Always enjoyed being out late sneaking around causing trouble. Once I combined that with writing on things, I was hooked forever. No more setting things on fire… I had found graffiti.
Do you have any particularly resonant stories about your first attempts at writing that maybe didn’t end so well?
Lots of dumb stuff. Paint on good clothes, ripped jackets and sweatshirts climbing fences. Unfinished work from being chased.. and a ton of shitty work because of crap paint and no skill. I used to copy cartoon characters on the wall like Spy vs. Spy for example… It never looked very good. Present day, I see a ton of people doing awesome renditions of cartoon characters. Apparently I have no future copying old cartoons..
Has graffiti gotten you into any trouble?
Been arrested a couple times. Had a gun pointed at me before.. that sucked.
By an officer?
Yes.. he thought I had a weapon or something cause I had my hands in my pockets… he was a bit shook and seemed panicky since there was a bunch of us. Luckily that did not end up as a news story.
You’ve been painting since the late 80’s correct?
I started in 1989. Yes, that means I’m old.
Have you noticed graffiti becoming more culturally accepted over such a span of time?
Yes of course. I think that transition to cultural acceptance started in the late 80’s and has progressed ever since.
Is there anything the world of graffiti today lacks in contrast to a previous era? I mean, i know I’ve heard the 90’s called “the golden era” of graffiti. Is that accurate as it was in the world of hip hop or is it just a millennial mind trick like the rampant nostalgia of all things “90’s” ?
I think the golden era is the 80’s… 90’s was more a transition into pop culture. Both eras have had many, many, innovations that everyone just repeats in today’s graffiti. I’m sure there are writers out there painting concepts that originated in the 90’s and they don’t even know it. Plus graffiti today lacks the grit of the good old days. Everything is easier today because of the people that paved the way. Newer generations need to recognize that.
Why do you think it does lack that grit? Legal walls? The internet? Haha.
Yeah basically. It was a much smaller group of writers painting, and it was harder to get recognition from your peers. All the acknowledgment was from the streets, so you had to put in work, and it had to be good. Plus shit was getting buffed so you had to keep going out.. a lot. There were far less legal walls, so most of what you painted was illegal. Learning to do a piece was all illegal, at night, in the dark.
What, if anything, would you like to see make a comeback in the world of graff?
Printed magazines.. and maybe Video Graff.
If you could get up right now anywhere in the world on any surface, what would it be?
I would paint some old dirty, rusted, abandoned factory. Old tile is cool to paint on, not sure why, I just like it.
Any wise words for our youth before you go?
If you don’t like how things are, change it! You’re not a tree.
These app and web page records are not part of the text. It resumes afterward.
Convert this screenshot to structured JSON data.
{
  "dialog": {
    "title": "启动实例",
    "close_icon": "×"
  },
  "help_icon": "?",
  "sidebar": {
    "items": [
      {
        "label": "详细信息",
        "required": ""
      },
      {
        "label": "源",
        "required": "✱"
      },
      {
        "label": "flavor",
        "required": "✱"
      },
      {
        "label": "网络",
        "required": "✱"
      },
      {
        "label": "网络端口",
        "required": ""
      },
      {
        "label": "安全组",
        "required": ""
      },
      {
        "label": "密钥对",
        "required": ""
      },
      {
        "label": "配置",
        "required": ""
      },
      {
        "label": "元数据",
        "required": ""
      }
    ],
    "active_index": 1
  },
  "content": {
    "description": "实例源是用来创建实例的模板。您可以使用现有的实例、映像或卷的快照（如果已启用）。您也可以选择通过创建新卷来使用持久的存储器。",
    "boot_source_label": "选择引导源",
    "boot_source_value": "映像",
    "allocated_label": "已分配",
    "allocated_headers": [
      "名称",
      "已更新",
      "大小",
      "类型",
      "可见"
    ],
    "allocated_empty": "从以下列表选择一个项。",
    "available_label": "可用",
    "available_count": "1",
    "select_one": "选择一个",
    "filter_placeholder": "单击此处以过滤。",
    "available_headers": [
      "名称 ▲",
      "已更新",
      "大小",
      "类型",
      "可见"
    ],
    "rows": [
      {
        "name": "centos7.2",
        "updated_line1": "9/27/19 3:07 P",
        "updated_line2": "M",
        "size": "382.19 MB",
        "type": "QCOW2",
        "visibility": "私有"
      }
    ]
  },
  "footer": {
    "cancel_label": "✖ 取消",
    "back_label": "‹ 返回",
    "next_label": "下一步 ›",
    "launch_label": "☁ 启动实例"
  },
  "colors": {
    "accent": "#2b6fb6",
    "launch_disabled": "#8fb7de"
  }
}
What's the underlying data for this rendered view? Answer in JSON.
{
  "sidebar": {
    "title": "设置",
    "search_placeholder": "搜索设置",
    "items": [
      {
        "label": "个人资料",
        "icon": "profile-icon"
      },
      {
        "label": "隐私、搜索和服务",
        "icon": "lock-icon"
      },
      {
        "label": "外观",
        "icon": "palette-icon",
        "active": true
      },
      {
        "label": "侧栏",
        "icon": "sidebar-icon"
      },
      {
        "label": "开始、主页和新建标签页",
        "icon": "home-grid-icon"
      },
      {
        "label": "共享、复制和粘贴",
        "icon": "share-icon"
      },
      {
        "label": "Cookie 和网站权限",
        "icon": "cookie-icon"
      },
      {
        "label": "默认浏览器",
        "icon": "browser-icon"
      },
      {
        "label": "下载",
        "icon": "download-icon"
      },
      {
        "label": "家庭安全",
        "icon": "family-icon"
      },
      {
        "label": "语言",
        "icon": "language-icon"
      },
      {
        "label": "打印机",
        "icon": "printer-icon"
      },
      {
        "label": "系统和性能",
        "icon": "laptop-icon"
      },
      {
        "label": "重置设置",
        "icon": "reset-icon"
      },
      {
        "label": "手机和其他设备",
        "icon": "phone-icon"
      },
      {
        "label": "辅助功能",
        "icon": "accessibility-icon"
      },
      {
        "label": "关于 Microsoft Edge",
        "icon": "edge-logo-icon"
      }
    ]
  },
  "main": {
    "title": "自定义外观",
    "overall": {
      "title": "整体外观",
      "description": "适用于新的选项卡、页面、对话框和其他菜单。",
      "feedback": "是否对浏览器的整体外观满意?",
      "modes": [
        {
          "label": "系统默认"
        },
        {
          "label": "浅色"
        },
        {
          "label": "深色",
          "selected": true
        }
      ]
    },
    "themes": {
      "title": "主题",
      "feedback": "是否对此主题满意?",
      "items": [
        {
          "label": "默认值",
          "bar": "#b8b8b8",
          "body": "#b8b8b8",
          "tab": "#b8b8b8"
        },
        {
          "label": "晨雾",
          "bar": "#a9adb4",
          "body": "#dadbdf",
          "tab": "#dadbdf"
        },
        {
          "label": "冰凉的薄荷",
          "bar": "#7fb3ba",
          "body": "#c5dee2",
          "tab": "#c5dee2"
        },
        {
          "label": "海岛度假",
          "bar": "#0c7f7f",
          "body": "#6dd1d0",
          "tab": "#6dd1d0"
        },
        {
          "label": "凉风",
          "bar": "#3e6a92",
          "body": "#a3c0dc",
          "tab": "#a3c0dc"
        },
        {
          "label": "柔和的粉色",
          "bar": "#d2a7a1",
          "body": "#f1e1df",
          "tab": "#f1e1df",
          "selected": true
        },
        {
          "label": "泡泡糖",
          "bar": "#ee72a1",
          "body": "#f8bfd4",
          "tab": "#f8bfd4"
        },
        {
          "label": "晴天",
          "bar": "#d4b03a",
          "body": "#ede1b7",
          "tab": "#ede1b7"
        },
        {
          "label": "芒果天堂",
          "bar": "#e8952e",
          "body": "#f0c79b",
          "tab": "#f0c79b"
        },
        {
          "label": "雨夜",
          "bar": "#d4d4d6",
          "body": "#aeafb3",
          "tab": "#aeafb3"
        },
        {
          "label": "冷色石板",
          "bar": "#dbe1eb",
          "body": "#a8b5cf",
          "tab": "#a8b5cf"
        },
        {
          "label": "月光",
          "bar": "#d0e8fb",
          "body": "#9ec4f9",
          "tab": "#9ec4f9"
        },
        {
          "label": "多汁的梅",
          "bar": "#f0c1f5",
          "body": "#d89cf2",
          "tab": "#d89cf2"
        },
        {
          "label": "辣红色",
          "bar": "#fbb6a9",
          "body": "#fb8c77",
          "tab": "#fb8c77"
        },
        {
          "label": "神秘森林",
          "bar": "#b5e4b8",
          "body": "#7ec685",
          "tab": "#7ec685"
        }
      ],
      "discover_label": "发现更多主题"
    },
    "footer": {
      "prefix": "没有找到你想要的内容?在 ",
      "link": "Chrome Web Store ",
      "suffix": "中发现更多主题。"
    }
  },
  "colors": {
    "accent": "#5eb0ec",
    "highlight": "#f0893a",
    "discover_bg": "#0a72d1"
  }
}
Last but not least, I like to get a short playlist submission from each artist. I think it tells more about a person than words ever could.
If you were going to paint right now, would you mind giving us a 5 song soundtrack to an Emit piece?
This is by far the hardest question… I tend to find songs I love and play them on repeat till I have heard the song way too many times.. Here are 5 songs that I recently played a lot…. don’t judge me.
- Ras Beats – Wit No Pressure
- Spark Master Tape – Tenkkeys
- Phantogram – Cruel World
- Policia – Kind
- Calibre – Eschaton
Well there you have it folks. The thoughts and reflections of a master-class artist. Thanks again to Emit for talking with us and thanks for reading.
Interview by Dillon Beck
Web – www.thedfcrew.com
Flickr – https://www.flickr.com/photos/emitdf